Since 1965 J.B.'s has been slinging pizzas for the masses — even those thin-crust types for all you non-deep-dish folks out there. Honestly, there isn't a pie on their menu that won't entice your inner pizza connoisseur. Should you want to sample a J.B. classic, order the J.B. Alberto Deluxe with Italian sausage, mushrooms, onions, and green peppers.

No matter what you order you'll get a taste of the pizzeria's house-made tomato sauce. Any foodie worth their weight in parmesan knows that a bad sauce completely wrecks a pizza. With J.B.'s that isn't an issue.

George's Deep Dish

Don't let the look of George's Deep Dish pizzas fool you: These are special pies. Although it looks much like its fellow cheesy comrades, George's is different. With a sourdough base, even the crust is different. So much care is taken into making each individual pizza here that the supply frequently sells out. So your best bet to securing a deep dish from George's is to order ahead of time or just be early.

Even aside from the sourdough, you'll notice something inherently different about the crust here. George based his crust on Lagana, a flatbread he remembers fondly from his time in Northern Greece as a child. It's where his father was born so it's a special part of his food creativity.

George's is also creative in how they've named their pies. Each specialty pie has an equally special name. From Harrison's White Album to Weasley's Spicy Red Top, and even a Build Your Own George pizza, the variety is astounding for such a small spot.

Bartoli's Pizzeria

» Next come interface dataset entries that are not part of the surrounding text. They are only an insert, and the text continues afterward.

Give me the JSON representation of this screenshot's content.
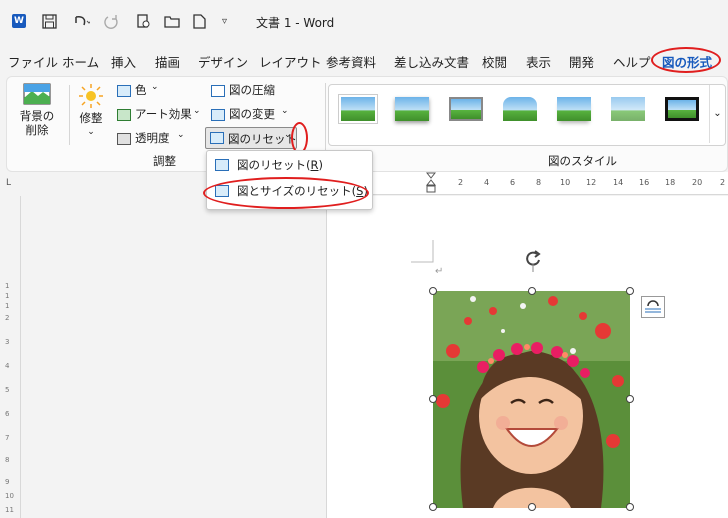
{
  "titlebar": {
    "app_icon": "W",
    "doc_title": "文書 1  -  Word"
  },
  "tabs": [
    "ファイル",
    "ホーム",
    "挿入",
    "描画",
    "デザイン",
    "レイアウト",
    "参考資料",
    "差し込み文書",
    "校閲",
    "表示",
    "開発",
    "ヘルプ",
    "図の形式"
  ],
  "active_tab": "図の形式",
  "ribbon": {
    "remove_bg_label_1": "背景の",
    "remove_bg_label_2": "削除",
    "correct_label": "修整",
    "color_label": "色",
    "art_effect_label": "アート効果",
    "transparency_label": "透明度",
    "compress_label": "図の圧縮",
    "change_label": "図の変更",
    "reset_label": "図のリセット",
    "group_adjust": "調整",
    "group_styles": "図のスタイル"
  },
  "dropdown": {
    "item1": "図のリセット(",
    "item1_key": "R",
    "item1_end": ")",
    "item2": "図とサイズのリセット(",
    "item2_key": "S",
    "item2_end": ")"
  },
  "ruler": {
    "top_numbers": [
      "2",
      "4",
      "6",
      "8",
      "10",
      "12",
      "14",
      "16",
      "18",
      "20",
      "2"
    ],
    "left_numbers": [
      "1",
      "1",
      "1",
      "2",
      "3",
      "4",
      "5",
      "6",
      "7",
      "8",
      "9",
      "10",
      "11"
    ]
  },
  "colors": {
    "accent": "#185abd",
    "annotation": "#e01e1e"
  }
}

Grandson of Gino's East co-founder Fred Bartoli, Brian Tondryk aspired to create his own pizza joint to continue his grandfather's legacy. Since 2013 he's been doing just that with Bartoli's Pizzeria. Named in honor of Bartoli, the pizzeria serves up Bartoli's recipe which Tondryk perfected before opening the shop.

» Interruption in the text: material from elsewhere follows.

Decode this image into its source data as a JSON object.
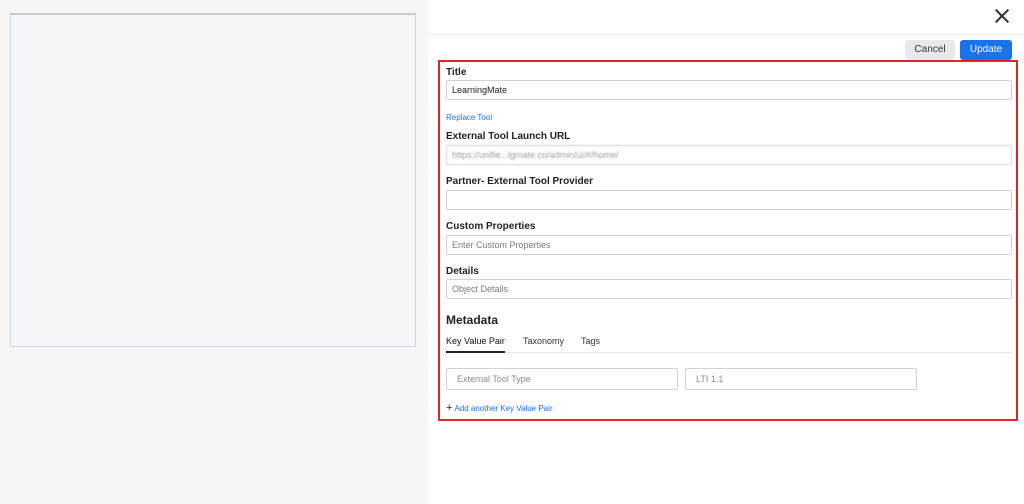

Like J.B. Alberto's, Bartoli's also serves thin-crust pizza as well as its deep-dish varieties. Between the two locations in Roscoe Village and West Town, there are two easy-to-access spots to get your grub on. If you feel like getting to know the Bartoli family recipes a little better you can even order Nonna Bartoli's Famous Meatball to whet your appetite before pizza time.

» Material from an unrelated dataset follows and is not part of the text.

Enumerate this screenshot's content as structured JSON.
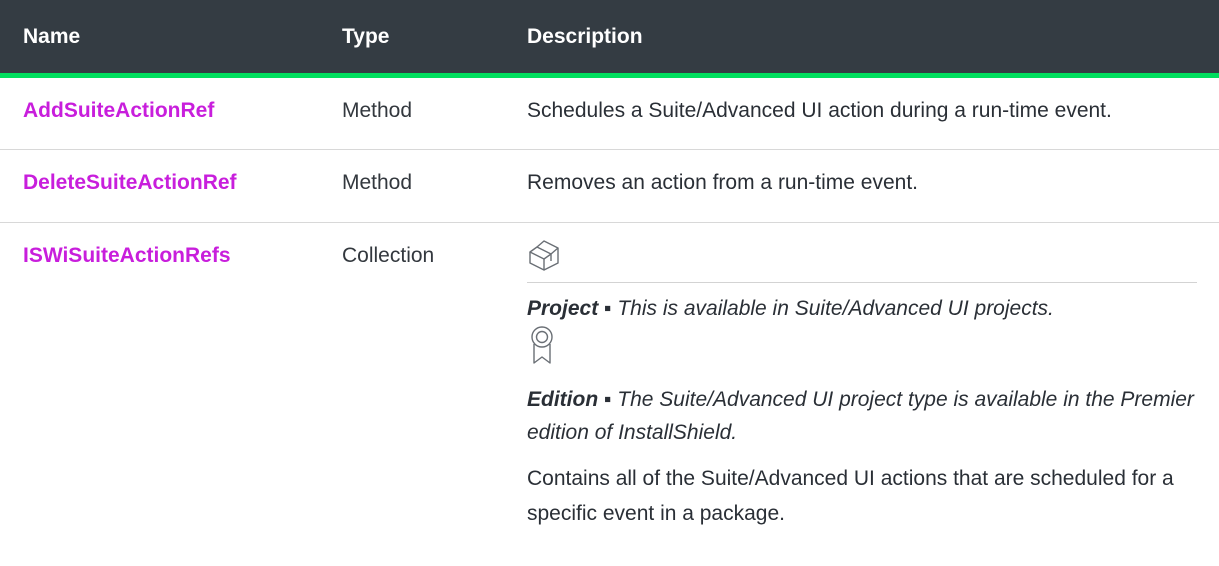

When pizza time hits why not try out the Union Stockyard pie? It's essentially a meat lovers' pizza with a Chicago twist. This pie comes piled high with Italian sausage, bacon, pepperoni, prosciutto, and Italian beef. That's about as Chicago as it gets, folks.

Uno Pizzeria & Grill

Long-time Chicagoans will probably roll their eyes seeing Uno Pizzeria & Grill on this list. It's far from an unknown or underrated spot, though a lot of visitors probably won't know about it. This pizza joint doesn't just make deep-dish pizzas — they reportedly invented it (though that's up for debate). 

In any case, Ike Sewell evidently served the first deep-dish as we know it in 1943 when he opened his pizza place on the corner of Ohio and Wabash. He wanted to pile cheese high on a thick crust before topping the whole thing with Italian spiced tomato sauce. The original location is still there in the city, though Uno Pizzeria & Grill has blossomed since its inception into 100 locations across the country. Whether you go to the original Uno or one of its franchises, if you're looking for the most authentic Chicago deep-dish pizza, you obviously can't do better than Uno Pizzeria & Grill.

The Art of Pizza

Anyone who has ordered a deep-dish pie knows that the hardest part is figuring out how much pizza to order. At The Art of Pizza that is a non-issue. Why? Because they sell their pies whole or by the slice. That's right! You no longer have to worry about lugging a pizza box around after dinner or ordering more than you can handle.

Since it's in the northern neighborhood of Uptown, The Art of Pizza doesn't get a lot of tourist action which also means it's still a bit of a hidden gem. Still, it's easy to get to from anywhere in the city on public transit which is good news for you since that means you can get your hands on some artsy pie. Deep-dish pizza by the slice is also a great excuse to try a bunch of different kinds of pizza at once. Do you want a slice of Art's Southwestern, Art's Hawaiian, and Art's Meaty Delight during your visit? Done.